DES MOINES — Is there anything Steve Martin can’t do?
Apparently, no wrong, judging by the reactions of the 2,735 people filling every seat in the Civic Center of Greater Des Moines on Saturday night.
His bluegrass concert with the fabulous Steep Canyon Rangers drew wild and crazy hoots, thunderous applause and standing ovations throughout nearly two hours of nonstop music, peppered with Martin’s winning wit.
Comedy’s golden boy has the Midas touch with everything he does, and the hardware to back it up. Since 1969, he’s won an Emmy for cowriting“The Smothers Brothers Comedy Hour”; Grammy Awards for two comedy albums, a banjo collaboration with the legendary Earl Scruggs and Best Bluegrass Album in 2010; the 2005 Mark Twain Prize for humor and Disney Legend award; 2007 Kennedy Center Honors; and the 2011 International Bluegrass Music Association’s Entertainer of the Year award. He’s written critically acclaimed movies, plays, books and music, and starred in comedies and dramas on screens big and small.
His Civic Center concert was impeccable, from beginning to end.
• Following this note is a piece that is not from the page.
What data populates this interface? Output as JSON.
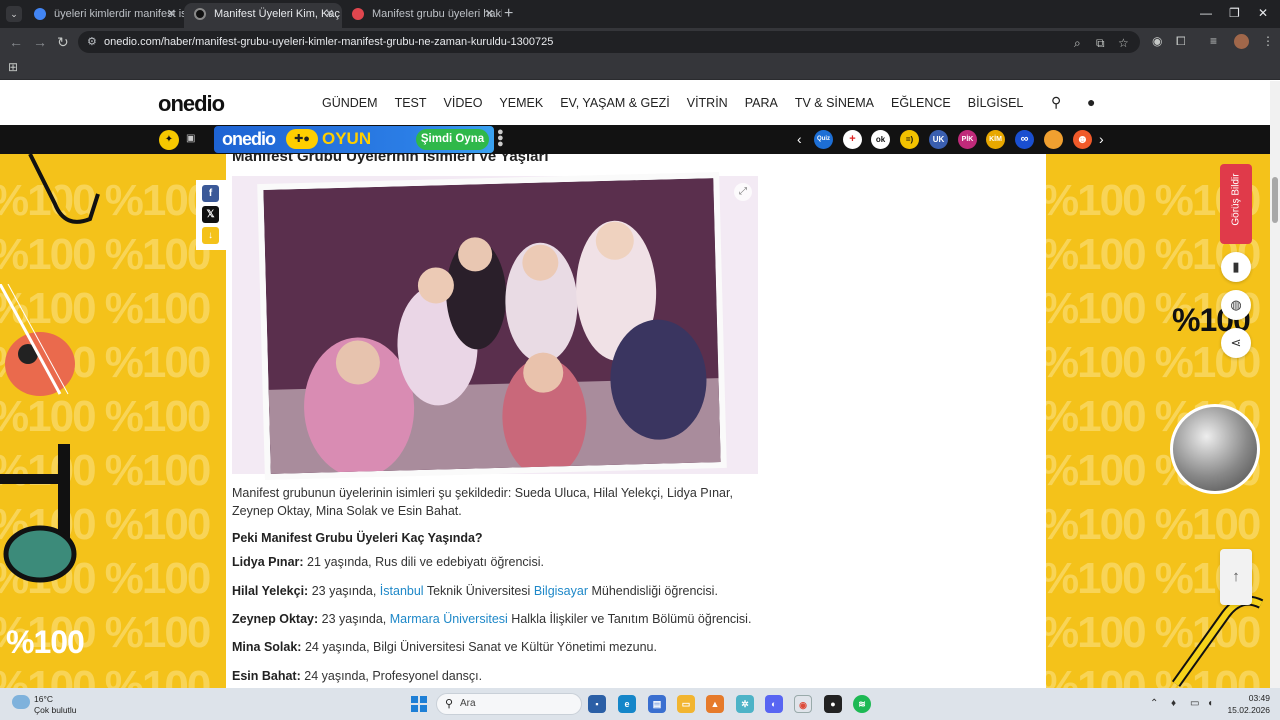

“It’s been a longtime dream of mine to play bluegrass in Des Moines, Iowa, and tonight I feel I’m one step closer to that dream,” he said to the evening’s first burst of laughter. “Driving into town, I saw a poster that said, ‘Steve Martin sold out.’ I thought, ‘How rude!’” Without missing a beat, he added that he played Des Moines 40 years ago, “So I see a lot of familiar faces in the audience.”
Actually, an all-ages audience gathered there to revel in his revelry. He made good on the promise, “Rarely do you see a bluegrass show that’s boring.”
His fingers flew through a string of his original compositions that set all the strings on fire, from the five banjos he alternated to the North Carolina band’s fiddle, acoustic guitar, banjo, mandolin and standup bass.
Martin gave us a little lesson on the methods he employs: Scruggs style, a three-finger technique using picks, and clawhammer, which doesn’t use picks, and creates a more melancholy, emotionally evocative sound. He’s masterful at both.
His clawhammer approach on “The Great Remember” produced a melodic tone that sounded like two instruments being played at once, even though he was alone in the spotlight.
Many pieces were all-instrumental, but when Martin or his bandmates added lyrics, they were hilarious. Of course.
Especially funny was “Pretty Little One,” his “traditional bluegrass murder ballad” in which a man wielding a knife chases a woman, intending to stab her, only to discover “she had a pistol trained on me.” Things didn’t end well for the man. His breakup song, “Jubilation,” had everyone howling from the moment he sang, “I’m walking away, like Dear Abby told me.” So did his other breakup song, “Go Away, Stop, Turn Around, Come Back.”
Some songs actually were tender and moving, like the love song he penned for his wife, “Best Love.” The lyrics were funny and sweet — the kind of love song you’d expect Steve Martin to write.
It’s pretty much impossible to choose the songs we loved best, but I’d have to give the nods to the Steep Canyon Ranger’s a cappella gospel number and to the final finale, Martin’s ode to poet W.H. Auden, titled “Auden’s Train.” Virtuoso playing by fiddler Nicky Sanders sounded like whistle and wheels simultaneously, with the others adding the clicketyclack. Listen closely, and you’ll hear snippets of classics from “Norwegian Wood” to the “William Tell Overture.”
My favorite title of the evening: “Atheists Don’t Have No Songs.”
Good thing Steve Martin does.
- Diana Nollen